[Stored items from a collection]
_ _ _
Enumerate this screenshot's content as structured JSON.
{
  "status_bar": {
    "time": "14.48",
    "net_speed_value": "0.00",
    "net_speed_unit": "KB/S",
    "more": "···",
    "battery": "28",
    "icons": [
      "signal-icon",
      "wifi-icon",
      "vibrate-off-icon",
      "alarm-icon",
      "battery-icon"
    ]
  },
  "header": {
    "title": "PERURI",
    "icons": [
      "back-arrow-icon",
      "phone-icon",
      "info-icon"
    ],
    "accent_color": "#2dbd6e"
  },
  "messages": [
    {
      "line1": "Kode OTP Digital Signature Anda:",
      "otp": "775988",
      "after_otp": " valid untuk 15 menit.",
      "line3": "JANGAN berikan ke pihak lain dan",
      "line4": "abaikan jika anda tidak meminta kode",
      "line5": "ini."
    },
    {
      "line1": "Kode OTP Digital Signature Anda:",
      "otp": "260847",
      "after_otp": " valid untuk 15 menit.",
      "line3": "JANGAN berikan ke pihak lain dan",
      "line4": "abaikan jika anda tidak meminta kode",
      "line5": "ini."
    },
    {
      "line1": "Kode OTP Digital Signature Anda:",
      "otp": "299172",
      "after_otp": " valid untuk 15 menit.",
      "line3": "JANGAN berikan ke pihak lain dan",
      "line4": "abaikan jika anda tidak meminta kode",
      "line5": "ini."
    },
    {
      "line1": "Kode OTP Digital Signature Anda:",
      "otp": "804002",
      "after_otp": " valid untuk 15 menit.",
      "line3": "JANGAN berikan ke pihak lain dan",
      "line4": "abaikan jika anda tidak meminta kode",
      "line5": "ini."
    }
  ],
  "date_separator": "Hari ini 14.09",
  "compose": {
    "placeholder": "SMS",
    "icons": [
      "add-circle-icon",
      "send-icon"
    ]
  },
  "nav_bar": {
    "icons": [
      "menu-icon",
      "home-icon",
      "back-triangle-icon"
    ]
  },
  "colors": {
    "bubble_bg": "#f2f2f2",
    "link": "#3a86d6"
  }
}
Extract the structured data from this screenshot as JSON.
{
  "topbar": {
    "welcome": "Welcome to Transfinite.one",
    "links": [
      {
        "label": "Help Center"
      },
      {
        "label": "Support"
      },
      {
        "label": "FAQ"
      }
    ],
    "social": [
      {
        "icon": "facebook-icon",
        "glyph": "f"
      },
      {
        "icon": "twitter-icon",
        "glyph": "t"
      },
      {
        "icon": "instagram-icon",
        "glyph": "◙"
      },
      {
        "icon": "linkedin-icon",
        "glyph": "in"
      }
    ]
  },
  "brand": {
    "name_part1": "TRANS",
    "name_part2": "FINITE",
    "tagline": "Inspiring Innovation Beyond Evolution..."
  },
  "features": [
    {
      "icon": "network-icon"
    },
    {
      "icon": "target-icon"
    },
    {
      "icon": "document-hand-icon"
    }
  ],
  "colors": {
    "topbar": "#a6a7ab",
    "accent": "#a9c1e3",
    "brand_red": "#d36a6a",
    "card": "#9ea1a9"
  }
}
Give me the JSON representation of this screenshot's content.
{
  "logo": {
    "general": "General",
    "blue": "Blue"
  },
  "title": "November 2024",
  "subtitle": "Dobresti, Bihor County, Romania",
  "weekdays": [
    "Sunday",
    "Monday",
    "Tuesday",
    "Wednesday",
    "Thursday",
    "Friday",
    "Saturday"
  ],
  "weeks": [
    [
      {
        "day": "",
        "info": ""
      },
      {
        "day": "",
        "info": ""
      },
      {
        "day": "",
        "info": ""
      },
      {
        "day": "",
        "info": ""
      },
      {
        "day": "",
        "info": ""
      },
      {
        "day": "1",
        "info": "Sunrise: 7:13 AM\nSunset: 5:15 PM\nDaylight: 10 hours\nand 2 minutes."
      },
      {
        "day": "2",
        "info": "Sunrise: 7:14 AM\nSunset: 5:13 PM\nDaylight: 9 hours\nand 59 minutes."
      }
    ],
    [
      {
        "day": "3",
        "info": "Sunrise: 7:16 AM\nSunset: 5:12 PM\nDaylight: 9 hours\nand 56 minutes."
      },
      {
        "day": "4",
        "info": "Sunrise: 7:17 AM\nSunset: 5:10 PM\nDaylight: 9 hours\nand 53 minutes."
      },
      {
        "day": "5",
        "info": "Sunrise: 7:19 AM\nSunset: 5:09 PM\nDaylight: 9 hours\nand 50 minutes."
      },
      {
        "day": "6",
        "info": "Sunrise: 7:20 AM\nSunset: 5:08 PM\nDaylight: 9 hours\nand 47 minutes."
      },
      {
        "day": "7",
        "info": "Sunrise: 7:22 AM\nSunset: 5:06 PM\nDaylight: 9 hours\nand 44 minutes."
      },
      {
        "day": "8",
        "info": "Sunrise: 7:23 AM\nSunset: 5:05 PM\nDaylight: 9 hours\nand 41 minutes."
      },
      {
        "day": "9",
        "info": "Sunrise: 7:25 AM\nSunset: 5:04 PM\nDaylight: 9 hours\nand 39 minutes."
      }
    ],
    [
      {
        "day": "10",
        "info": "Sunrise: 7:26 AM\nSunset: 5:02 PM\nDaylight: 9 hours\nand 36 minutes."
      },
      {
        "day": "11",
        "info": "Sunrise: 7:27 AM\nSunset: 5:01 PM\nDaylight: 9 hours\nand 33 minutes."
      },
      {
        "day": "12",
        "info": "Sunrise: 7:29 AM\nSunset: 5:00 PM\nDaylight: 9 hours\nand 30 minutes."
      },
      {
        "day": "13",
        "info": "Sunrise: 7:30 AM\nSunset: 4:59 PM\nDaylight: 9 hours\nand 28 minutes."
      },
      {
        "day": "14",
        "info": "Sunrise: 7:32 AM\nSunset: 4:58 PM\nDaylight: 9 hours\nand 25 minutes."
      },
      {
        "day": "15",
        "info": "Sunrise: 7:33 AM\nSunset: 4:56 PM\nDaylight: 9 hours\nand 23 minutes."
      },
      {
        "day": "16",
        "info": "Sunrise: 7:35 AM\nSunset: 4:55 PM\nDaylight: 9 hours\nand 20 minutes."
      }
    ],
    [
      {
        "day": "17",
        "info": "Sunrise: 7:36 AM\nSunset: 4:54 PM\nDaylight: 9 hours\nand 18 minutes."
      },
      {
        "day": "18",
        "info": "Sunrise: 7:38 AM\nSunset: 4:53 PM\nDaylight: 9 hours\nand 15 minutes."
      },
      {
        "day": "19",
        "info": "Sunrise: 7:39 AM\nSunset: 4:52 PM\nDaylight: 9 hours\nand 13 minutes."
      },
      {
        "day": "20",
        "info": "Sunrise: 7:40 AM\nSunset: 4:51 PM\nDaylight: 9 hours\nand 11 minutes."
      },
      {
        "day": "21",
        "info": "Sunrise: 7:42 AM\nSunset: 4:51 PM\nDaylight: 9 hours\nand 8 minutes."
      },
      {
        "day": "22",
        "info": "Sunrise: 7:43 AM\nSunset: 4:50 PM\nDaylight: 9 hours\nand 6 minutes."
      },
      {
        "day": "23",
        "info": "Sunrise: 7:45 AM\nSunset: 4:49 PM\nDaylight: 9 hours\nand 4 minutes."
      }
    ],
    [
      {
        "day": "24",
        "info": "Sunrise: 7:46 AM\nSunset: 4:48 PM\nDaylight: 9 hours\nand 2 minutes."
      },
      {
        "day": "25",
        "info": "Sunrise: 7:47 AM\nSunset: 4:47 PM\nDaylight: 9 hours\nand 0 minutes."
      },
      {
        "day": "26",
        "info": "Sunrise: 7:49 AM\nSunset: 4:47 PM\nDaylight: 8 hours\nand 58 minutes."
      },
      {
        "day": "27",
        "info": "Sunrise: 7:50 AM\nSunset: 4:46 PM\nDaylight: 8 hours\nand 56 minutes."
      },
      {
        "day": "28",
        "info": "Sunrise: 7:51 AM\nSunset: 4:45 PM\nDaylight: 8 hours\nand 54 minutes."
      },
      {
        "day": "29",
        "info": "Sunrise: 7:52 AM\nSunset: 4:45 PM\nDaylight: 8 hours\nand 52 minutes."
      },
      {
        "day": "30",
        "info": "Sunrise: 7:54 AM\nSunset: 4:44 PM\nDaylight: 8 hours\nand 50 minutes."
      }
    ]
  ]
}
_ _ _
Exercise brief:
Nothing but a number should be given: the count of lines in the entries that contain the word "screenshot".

Expected answer:
3